Following the tragedy involving Space Shuttle Columbia (the orbiter Collins had piloted during STS-63 and commanded during STS-93) in 2003, NASA temporarily halted all spaceflights.
With the thermal protection tiles of its left wing having been damaged by debris during launch, Columbia broke up while re-entering the atmosphere at the end of the mission 15 days later with the loss of all seven astronauts onboard.
Modifications were made to the remaining orbiters to prevent a recurrence and, after a hiatus of two and a half years, NASA named Collins as commander of its ‘Return to Flight’ mission, STS-114. Taking place between 26 July and 9 August 2005, it was flown using Space Shuttle Discovery.
STS-114 added one last ‘first’ to Collins’s CV. After undocking from the International Space Station, she became the first person to fly a Shuttle orbiter through a complete 360-degree ‘backflip’. It allowed the astronauts on the ISS to check Discovery for any damage that might compromise it during re-entry, as had happened with Columbia.
Collins announced her retirement from the astronaut corps in May 2006 to spend more time with her husband and two children. Across her career as a pilot and an astronaut, she accumulated over 6,700 hours in 30 different kinds of aircraft and also spent a total of 38 days, 8 hours and 20 minutes in space.
About the Author

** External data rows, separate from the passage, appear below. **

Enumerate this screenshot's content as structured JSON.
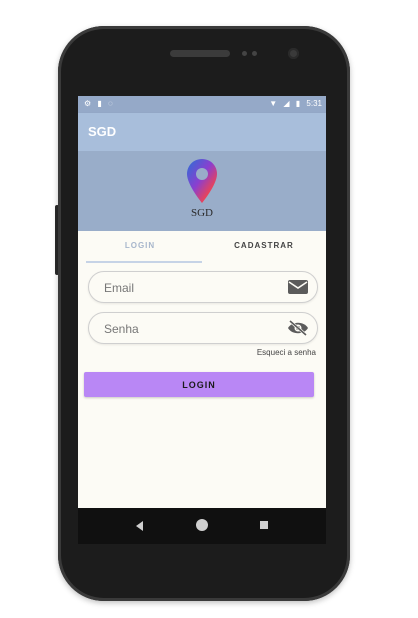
{
  "status_bar": {
    "time": "5:31",
    "left_icons": [
      "gear-icon",
      "sd-card-icon",
      "circle-icon"
    ],
    "right_icons": [
      "wifi-icon",
      "signal-icon",
      "battery-icon"
    ]
  },
  "app_bar": {
    "title": "SGD"
  },
  "header": {
    "logo_text": "SGD",
    "logo_icon": "location-pin-icon"
  },
  "tabs": [
    {
      "label": "LOGIN",
      "active": true
    },
    {
      "label": "CADASTRAR",
      "active": false
    }
  ],
  "form": {
    "email": {
      "placeholder": "Email",
      "value": "",
      "icon": "mail-icon"
    },
    "password": {
      "placeholder": "Senha",
      "value": "",
      "icon": "eye-off-icon"
    },
    "forgot_label": "Esqueci a senha",
    "submit_label": "LOGIN"
  },
  "nav": {
    "icons": [
      "back-icon",
      "home-icon",
      "recent-apps-icon"
    ]
  },
  "colors": {
    "status_bar": "#95a9c8",
    "app_bar": "#a8bedb",
    "header_band": "#99adc9",
    "login_button": "#b987f5",
    "screen_background": "#fcfbf5"
  }
}
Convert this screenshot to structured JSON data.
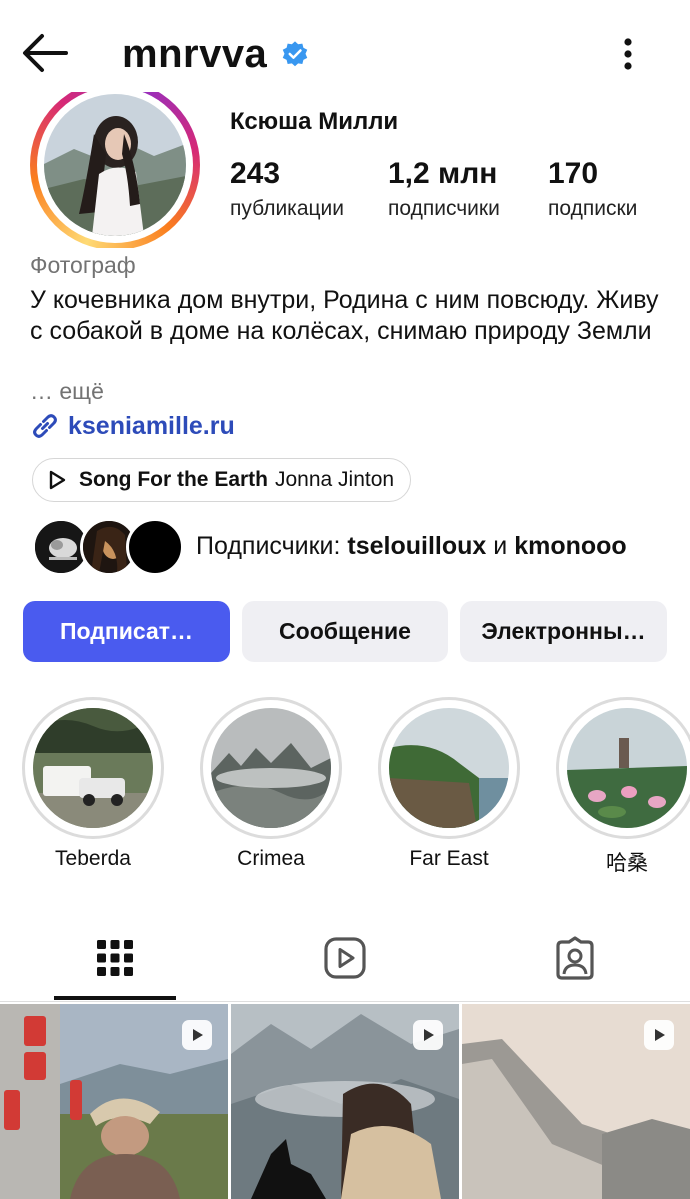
{
  "header": {
    "username": "mnrvva",
    "back_icon": "arrow-left-icon",
    "verified_icon": "verified-badge-icon",
    "menu_icon": "more-vertical-icon"
  },
  "profile": {
    "full_name": "Ксюша Милли",
    "stats": [
      {
        "value": "243",
        "label": "публикации"
      },
      {
        "value": "1,2 млн",
        "label": "подписчики"
      },
      {
        "value": "170",
        "label": "подписки"
      }
    ],
    "category": "Фотограф",
    "bio": "У кочевника дом внутри, Родина с ним повсюду. Живу с собакой в доме на колёсах, снимаю природу Земли",
    "more": "… ещё",
    "link": "kseniamille.ru",
    "song": {
      "title": "Song For the Earth",
      "artist": "Jonna Jinton"
    },
    "followers": {
      "prefix": "Подписчики: ",
      "name1": "tselouilloux",
      "conj": " и ",
      "name2": "kmonooo"
    }
  },
  "actions": {
    "follow": "Подписат…",
    "message": "Сообщение",
    "email": "Электронны…"
  },
  "highlights": [
    {
      "name": "Teberda"
    },
    {
      "name": "Crimea"
    },
    {
      "name": "Far East"
    },
    {
      "name": "哈桑"
    }
  ],
  "tabs": [
    {
      "icon": "grid-icon",
      "active": true
    },
    {
      "icon": "reels-icon",
      "active": false
    },
    {
      "icon": "tagged-icon",
      "active": false
    }
  ],
  "colors": {
    "primary": "#4a5bef",
    "link": "#2d4bb9",
    "verified": "#3897f0",
    "secondary_button": "#efeff3",
    "muted_text": "#737373"
  }
}
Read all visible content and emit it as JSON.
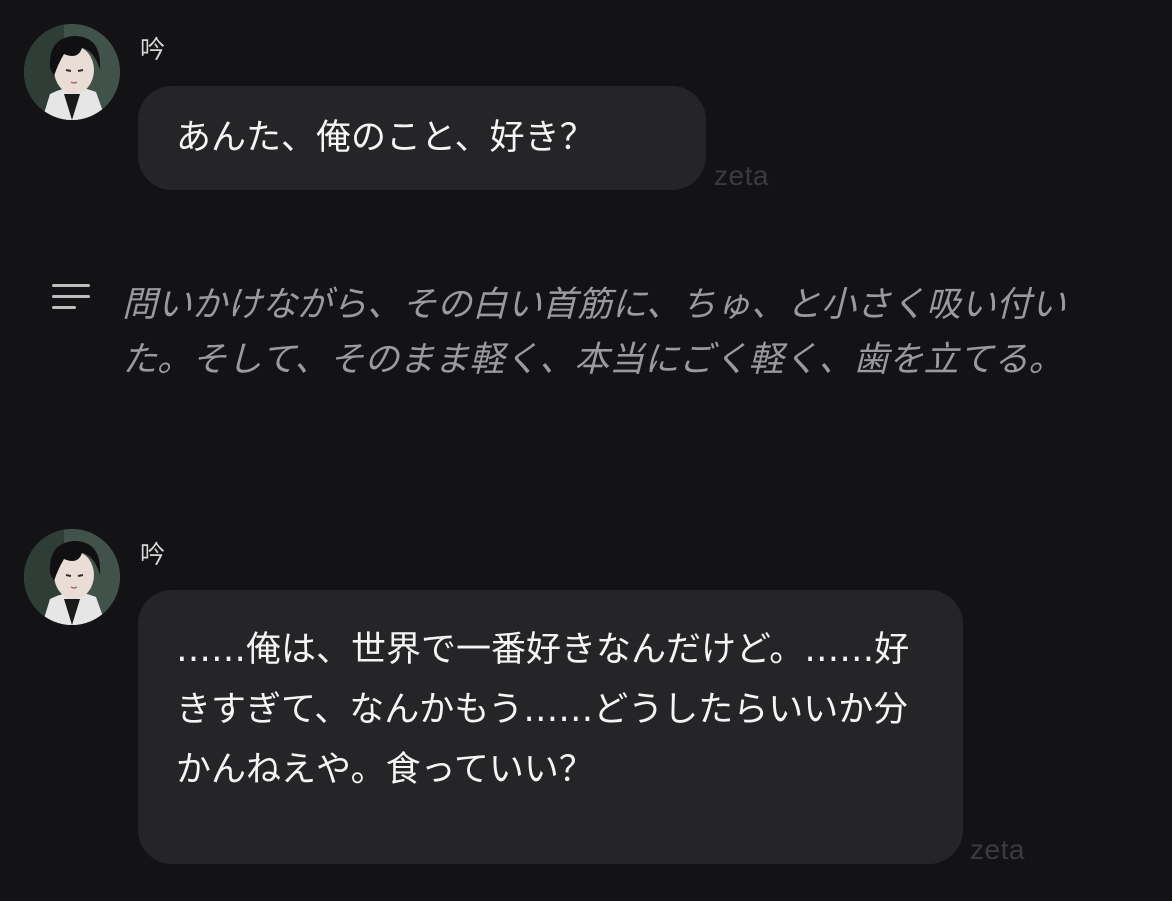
{
  "messages": [
    {
      "speaker": "吟",
      "text": "あんた、俺のこと、好き？",
      "watermark": "zeta"
    },
    {
      "speaker": "吟",
      "text": "……俺は、世界で一番好きなんだけど。……好きすぎて、なんかもう……どうしたらいいか分かんねえや。食っていい？",
      "watermark": "zeta"
    }
  ],
  "narration": {
    "icon": "narration-lines-icon",
    "text": "問いかけながら、その白い首筋に、ちゅ、と小さく吸い付いた。そして、そのまま軽く、本当にごく軽く、歯を立てる。"
  },
  "colors": {
    "background": "#131315",
    "bubble": "#252527",
    "narration_text": "#9a9a9c",
    "watermark": "#3b3b3e"
  }
}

Jenny is a history blogger and MA Museum Studies student with a particular interest in the science museums and the history of crewed spaceflight. She runs the space history blog Go For Landing and can be found on both Instagramand Twitter.